_Extracted records_
--- --- ---

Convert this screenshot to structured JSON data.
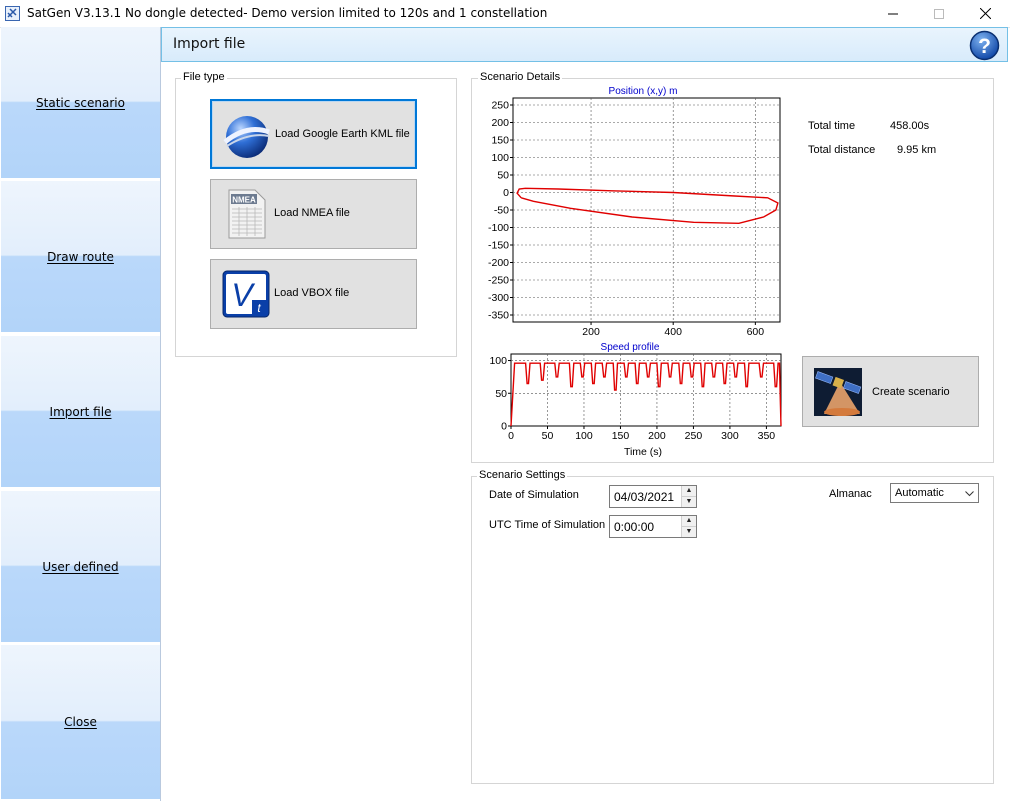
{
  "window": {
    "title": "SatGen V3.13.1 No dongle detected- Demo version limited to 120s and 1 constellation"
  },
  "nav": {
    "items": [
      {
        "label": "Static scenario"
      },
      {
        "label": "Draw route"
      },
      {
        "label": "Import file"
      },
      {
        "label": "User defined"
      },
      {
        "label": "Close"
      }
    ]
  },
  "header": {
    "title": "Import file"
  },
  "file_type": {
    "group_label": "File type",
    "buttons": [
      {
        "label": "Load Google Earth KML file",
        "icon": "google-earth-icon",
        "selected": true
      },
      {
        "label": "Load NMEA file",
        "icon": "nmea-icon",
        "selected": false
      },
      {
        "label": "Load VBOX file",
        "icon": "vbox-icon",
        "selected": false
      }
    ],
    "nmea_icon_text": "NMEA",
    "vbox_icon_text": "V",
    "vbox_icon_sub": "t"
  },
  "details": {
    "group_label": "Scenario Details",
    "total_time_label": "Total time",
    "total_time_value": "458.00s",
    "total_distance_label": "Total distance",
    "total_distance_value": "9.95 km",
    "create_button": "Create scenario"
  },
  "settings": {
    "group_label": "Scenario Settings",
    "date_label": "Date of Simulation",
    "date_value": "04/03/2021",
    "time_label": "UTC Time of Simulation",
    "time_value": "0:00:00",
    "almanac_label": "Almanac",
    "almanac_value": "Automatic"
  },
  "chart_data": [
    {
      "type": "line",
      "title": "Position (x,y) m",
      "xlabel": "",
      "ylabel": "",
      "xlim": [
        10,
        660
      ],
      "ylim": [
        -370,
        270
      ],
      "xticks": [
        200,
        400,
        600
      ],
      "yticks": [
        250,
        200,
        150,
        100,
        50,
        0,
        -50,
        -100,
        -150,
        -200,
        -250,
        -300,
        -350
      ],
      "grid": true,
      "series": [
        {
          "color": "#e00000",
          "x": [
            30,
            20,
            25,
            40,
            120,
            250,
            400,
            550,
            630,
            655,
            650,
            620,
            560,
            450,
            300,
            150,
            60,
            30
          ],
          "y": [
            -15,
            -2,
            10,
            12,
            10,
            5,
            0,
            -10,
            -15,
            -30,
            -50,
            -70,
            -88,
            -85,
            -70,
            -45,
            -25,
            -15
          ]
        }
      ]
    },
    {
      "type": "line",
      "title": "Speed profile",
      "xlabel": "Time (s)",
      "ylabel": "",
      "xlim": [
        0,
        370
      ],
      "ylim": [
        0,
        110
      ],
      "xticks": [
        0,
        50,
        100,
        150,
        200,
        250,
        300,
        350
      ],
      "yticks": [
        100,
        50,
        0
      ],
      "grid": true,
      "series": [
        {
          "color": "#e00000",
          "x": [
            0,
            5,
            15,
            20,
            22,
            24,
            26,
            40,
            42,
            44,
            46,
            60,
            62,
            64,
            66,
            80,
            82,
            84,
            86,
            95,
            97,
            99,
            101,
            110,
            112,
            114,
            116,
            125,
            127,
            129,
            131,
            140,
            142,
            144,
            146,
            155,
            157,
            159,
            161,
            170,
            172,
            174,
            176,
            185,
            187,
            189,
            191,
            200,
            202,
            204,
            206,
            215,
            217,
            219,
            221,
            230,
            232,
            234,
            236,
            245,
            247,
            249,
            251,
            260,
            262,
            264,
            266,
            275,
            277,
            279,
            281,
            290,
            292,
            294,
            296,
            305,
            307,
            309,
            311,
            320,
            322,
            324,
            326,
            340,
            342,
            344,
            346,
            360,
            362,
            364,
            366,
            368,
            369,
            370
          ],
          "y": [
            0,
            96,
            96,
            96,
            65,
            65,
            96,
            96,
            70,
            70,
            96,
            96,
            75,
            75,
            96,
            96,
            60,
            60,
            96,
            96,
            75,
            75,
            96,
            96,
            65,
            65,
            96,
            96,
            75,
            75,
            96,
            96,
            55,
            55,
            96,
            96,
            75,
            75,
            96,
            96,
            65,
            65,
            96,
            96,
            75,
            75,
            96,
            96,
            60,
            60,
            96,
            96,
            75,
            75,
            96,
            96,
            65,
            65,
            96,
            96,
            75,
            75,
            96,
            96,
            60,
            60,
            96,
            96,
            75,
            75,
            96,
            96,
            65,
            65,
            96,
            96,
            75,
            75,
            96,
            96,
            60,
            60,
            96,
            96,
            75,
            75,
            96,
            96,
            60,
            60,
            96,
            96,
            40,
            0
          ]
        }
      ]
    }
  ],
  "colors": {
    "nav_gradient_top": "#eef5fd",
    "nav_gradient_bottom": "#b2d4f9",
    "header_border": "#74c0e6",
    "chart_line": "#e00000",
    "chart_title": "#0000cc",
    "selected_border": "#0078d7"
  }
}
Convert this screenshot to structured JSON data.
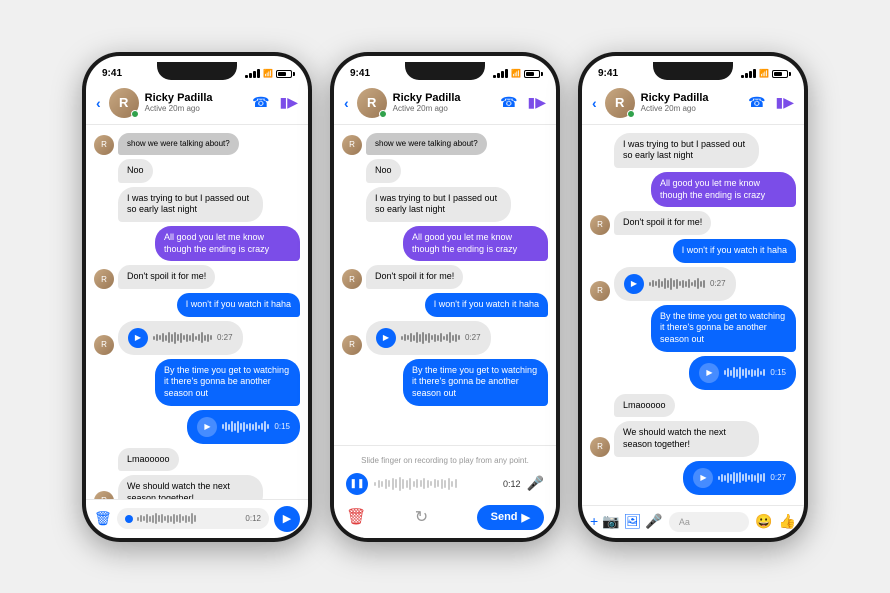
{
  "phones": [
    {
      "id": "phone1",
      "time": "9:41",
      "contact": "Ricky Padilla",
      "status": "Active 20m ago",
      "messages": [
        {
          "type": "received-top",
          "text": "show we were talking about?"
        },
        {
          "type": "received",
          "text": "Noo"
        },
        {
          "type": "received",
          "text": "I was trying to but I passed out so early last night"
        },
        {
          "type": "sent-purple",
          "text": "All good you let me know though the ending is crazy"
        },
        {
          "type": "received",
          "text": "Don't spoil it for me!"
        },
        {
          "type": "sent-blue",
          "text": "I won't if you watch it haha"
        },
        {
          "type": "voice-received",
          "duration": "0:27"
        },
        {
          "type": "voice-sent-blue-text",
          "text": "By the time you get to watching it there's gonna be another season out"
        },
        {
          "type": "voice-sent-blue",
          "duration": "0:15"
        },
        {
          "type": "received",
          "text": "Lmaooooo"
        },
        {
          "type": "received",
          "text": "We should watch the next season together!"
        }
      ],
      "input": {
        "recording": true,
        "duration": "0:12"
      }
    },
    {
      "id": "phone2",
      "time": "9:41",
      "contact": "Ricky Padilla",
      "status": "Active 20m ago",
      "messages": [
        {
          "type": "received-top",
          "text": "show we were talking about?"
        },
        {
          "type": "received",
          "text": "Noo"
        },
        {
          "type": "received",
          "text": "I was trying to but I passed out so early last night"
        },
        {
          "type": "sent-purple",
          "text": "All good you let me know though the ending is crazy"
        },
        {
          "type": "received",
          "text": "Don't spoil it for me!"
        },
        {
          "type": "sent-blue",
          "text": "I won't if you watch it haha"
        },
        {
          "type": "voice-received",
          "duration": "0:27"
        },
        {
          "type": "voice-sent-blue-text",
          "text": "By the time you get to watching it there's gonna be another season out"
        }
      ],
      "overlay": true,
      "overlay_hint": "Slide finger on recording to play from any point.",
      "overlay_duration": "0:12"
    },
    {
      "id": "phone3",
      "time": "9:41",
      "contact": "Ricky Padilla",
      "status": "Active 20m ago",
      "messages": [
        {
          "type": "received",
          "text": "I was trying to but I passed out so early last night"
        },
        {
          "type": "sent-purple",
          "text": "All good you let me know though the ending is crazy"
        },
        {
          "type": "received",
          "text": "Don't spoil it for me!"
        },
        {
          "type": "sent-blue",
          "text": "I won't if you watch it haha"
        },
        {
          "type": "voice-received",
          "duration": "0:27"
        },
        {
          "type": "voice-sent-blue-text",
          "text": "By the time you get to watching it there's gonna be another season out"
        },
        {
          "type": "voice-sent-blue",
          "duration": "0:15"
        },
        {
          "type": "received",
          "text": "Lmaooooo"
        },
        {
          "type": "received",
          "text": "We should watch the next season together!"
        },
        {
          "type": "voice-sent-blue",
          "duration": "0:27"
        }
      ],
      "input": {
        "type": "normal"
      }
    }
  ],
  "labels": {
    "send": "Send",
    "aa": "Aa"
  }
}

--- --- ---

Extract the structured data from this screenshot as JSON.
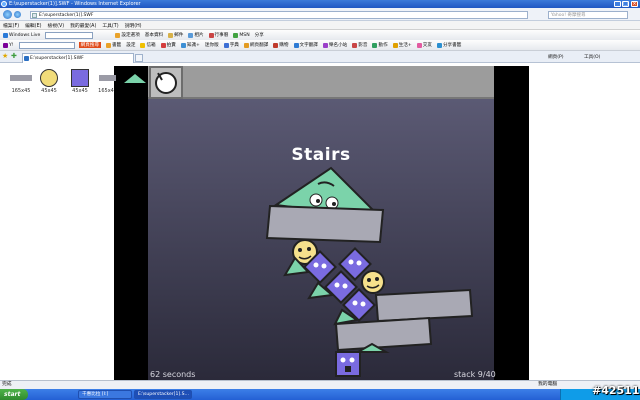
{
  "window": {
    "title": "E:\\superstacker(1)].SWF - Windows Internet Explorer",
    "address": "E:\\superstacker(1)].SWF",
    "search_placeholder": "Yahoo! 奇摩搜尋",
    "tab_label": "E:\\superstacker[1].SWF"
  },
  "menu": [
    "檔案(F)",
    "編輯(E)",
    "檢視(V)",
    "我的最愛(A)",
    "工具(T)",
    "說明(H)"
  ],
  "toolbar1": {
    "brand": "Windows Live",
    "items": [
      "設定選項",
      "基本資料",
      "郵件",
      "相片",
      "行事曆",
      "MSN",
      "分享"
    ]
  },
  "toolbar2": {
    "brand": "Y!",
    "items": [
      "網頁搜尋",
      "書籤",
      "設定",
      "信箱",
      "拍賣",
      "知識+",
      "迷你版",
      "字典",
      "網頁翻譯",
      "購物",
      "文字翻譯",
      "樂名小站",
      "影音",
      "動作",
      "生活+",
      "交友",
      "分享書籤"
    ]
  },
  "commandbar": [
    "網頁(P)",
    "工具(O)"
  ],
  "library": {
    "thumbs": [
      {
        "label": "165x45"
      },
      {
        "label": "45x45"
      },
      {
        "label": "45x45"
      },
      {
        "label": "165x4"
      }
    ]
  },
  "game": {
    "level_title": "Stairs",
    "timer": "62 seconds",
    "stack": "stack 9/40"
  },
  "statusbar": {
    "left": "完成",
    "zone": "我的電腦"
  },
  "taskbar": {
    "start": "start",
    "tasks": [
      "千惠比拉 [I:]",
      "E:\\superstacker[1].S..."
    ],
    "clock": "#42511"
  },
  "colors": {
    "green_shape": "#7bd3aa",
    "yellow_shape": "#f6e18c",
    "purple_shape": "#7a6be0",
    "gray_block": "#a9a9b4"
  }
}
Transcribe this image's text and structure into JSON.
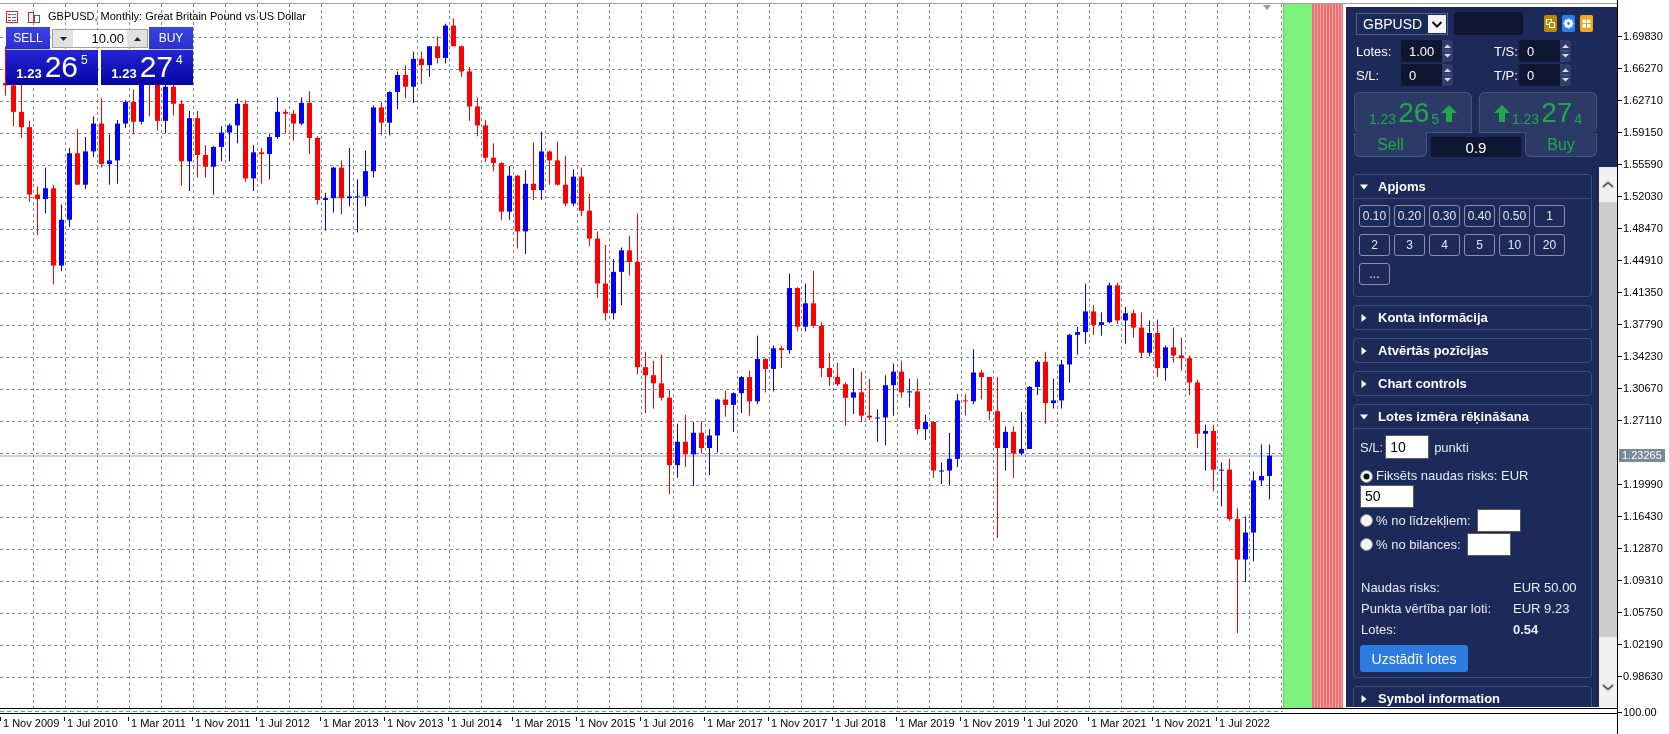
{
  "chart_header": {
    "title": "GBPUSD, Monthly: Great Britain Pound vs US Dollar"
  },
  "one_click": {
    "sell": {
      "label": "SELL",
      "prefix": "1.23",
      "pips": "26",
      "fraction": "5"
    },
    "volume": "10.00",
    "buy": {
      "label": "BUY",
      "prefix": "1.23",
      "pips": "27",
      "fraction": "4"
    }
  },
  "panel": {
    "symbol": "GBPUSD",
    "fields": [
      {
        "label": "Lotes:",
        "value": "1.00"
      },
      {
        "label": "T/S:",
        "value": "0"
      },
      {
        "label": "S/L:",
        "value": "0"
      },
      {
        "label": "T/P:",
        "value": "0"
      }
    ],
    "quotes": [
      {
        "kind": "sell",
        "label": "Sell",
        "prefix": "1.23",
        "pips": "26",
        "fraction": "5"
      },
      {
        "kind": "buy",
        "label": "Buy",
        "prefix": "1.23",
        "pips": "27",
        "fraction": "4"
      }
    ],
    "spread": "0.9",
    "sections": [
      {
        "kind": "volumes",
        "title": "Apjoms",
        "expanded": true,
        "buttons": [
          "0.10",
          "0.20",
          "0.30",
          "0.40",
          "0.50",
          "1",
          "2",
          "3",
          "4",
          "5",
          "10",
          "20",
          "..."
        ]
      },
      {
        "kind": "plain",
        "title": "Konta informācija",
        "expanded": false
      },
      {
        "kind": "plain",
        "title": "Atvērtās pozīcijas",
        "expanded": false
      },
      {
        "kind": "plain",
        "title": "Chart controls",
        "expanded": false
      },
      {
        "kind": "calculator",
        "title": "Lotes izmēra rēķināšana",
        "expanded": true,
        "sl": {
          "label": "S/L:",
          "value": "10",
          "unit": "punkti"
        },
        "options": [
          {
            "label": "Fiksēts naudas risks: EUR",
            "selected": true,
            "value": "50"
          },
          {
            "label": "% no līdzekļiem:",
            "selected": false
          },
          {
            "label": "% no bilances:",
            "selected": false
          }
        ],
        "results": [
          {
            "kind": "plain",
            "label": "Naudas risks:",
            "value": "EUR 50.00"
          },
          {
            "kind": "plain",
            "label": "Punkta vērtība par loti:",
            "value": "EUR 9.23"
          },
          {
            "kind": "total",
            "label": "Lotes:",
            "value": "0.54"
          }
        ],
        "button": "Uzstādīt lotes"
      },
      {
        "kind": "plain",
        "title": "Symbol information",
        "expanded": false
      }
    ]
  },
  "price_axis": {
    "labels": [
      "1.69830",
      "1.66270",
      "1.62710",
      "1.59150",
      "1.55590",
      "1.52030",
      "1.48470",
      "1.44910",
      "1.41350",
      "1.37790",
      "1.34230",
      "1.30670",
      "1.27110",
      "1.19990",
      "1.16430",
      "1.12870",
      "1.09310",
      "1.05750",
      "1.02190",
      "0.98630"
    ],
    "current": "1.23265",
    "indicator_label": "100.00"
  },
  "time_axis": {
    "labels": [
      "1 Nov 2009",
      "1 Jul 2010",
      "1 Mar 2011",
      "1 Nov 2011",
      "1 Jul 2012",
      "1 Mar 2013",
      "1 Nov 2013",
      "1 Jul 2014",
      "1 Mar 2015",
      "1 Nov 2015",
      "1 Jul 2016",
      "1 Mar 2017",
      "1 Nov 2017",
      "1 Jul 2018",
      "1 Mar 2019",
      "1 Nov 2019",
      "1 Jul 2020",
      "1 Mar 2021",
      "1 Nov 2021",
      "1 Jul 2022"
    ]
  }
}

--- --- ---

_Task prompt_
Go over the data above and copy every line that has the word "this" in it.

_Written reply_
Convert this screenshot to structured JSON data.
Convert this screenshot to structured JSON data.
Extract the structured data from this screenshot as JSON.
Transcribe this image's text and structure into JSON.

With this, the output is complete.